(PROVIDED MATERIAL)
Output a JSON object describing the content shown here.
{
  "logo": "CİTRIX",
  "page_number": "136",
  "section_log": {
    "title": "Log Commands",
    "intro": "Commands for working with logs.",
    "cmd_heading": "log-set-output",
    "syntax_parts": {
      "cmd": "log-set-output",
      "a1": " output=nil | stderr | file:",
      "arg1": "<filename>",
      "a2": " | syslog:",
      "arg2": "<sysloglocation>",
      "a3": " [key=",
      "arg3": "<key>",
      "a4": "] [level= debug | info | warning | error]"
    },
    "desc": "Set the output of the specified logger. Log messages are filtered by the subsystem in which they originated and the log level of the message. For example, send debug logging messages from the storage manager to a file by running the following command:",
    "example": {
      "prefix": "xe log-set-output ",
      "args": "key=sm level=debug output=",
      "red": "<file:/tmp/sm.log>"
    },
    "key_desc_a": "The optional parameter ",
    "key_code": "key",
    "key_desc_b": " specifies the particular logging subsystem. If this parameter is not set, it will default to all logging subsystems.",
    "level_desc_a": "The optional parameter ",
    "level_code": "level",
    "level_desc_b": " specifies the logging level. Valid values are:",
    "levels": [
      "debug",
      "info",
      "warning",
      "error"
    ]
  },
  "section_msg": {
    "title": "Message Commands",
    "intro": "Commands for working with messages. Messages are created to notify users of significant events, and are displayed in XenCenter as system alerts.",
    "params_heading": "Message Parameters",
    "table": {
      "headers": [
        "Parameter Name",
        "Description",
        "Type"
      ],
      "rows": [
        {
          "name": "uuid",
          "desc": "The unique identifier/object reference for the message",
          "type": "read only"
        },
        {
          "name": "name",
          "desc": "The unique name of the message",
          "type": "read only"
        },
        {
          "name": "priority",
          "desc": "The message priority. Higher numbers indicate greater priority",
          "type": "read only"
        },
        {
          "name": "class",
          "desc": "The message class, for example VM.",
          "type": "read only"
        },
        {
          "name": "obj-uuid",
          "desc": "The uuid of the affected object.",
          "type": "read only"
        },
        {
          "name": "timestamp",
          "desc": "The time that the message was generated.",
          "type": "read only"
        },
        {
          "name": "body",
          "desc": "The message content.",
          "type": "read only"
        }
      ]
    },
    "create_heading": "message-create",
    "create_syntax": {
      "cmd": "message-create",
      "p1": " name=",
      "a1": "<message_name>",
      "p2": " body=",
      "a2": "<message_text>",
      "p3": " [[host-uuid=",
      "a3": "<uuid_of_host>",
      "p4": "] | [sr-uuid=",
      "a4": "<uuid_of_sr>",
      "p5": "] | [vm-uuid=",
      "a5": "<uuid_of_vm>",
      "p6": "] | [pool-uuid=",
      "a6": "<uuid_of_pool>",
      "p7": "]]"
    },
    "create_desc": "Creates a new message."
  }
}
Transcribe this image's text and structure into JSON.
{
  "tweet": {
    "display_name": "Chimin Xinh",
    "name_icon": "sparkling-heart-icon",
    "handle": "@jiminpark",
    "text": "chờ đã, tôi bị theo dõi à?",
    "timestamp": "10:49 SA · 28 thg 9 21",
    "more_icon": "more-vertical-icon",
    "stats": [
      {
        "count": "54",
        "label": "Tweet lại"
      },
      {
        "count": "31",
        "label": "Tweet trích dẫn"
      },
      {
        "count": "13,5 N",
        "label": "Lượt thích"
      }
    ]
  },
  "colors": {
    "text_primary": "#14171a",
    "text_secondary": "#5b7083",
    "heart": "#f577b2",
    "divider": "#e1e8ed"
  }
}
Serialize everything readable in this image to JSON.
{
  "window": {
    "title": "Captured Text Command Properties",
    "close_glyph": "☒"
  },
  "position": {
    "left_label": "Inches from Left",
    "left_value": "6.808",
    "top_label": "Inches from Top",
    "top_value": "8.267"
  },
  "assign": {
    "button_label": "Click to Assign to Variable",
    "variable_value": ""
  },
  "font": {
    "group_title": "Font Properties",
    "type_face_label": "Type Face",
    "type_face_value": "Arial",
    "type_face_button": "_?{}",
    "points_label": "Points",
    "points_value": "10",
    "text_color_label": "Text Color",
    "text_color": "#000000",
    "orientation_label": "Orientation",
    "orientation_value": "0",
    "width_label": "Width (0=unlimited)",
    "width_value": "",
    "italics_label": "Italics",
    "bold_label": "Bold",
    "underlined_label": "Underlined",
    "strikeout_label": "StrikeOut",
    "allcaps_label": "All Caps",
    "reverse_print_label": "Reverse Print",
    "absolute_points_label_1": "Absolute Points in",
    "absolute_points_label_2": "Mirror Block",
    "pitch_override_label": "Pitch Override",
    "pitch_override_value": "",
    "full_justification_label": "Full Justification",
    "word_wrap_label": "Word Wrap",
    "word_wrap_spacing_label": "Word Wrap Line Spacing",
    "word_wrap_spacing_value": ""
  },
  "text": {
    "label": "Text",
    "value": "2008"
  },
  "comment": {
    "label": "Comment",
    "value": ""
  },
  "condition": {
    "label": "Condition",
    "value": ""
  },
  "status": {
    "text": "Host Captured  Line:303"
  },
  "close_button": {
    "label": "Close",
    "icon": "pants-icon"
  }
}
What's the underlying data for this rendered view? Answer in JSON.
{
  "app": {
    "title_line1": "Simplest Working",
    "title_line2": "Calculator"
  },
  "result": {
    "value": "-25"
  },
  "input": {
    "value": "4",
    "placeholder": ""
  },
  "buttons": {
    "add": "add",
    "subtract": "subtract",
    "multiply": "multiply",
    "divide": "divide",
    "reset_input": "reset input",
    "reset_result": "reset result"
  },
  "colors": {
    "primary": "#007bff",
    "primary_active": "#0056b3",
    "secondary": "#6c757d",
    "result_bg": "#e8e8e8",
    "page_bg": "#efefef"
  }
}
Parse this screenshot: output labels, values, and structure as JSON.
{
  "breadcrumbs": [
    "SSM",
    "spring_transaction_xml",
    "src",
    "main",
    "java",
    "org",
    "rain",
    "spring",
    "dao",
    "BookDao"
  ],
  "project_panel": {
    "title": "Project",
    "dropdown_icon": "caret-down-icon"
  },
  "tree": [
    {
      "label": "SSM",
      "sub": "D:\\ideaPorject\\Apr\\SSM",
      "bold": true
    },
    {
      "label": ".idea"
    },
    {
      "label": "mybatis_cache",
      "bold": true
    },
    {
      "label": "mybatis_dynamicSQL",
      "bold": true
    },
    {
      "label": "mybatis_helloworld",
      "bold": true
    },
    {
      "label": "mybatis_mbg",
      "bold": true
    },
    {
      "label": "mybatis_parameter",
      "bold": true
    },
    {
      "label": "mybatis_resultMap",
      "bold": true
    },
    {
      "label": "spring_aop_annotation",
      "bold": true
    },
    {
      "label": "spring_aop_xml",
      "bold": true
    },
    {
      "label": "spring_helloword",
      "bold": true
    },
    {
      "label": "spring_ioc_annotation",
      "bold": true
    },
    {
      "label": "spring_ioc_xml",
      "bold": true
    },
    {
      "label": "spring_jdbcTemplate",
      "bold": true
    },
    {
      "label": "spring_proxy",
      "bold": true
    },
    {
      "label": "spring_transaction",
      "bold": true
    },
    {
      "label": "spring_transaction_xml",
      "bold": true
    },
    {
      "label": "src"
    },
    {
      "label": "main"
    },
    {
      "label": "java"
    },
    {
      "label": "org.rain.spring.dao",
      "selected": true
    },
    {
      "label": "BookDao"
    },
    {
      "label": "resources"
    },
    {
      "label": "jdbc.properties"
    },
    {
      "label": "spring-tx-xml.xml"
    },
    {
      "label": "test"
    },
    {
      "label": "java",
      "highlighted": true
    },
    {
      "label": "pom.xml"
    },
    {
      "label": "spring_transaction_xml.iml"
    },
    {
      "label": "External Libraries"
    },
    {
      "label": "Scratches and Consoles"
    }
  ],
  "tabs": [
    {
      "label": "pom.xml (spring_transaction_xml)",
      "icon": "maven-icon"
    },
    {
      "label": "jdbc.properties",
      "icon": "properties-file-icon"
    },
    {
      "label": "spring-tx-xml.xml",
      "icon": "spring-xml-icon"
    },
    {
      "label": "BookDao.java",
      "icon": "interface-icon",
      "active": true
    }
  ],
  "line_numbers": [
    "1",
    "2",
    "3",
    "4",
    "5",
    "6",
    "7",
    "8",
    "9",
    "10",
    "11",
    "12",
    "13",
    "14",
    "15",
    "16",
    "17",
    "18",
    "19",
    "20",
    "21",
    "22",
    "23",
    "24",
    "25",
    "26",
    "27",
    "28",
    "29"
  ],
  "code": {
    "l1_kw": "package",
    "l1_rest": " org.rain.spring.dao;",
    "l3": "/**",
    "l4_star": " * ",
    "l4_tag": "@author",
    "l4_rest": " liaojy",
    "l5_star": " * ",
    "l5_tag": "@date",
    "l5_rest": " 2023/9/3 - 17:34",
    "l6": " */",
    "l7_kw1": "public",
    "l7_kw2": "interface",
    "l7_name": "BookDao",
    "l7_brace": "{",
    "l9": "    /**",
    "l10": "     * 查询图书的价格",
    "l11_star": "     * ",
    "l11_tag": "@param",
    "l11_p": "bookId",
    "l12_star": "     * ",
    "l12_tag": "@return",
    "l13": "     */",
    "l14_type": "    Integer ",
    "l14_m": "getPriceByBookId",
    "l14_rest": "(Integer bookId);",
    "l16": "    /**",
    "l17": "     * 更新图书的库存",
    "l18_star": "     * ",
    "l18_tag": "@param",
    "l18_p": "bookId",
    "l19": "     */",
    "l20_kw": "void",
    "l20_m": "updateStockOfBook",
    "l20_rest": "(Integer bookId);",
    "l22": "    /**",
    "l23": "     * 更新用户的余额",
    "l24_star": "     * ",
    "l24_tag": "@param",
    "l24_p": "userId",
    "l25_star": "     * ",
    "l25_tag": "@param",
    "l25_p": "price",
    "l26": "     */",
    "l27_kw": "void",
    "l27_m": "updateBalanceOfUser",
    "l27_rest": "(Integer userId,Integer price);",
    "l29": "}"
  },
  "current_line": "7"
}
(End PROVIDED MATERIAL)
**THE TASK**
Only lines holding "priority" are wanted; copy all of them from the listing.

**THE COMPLETED TASK**
          "name": "priority",
          "desc": "The message priority. Higher numbers indicate greater priority",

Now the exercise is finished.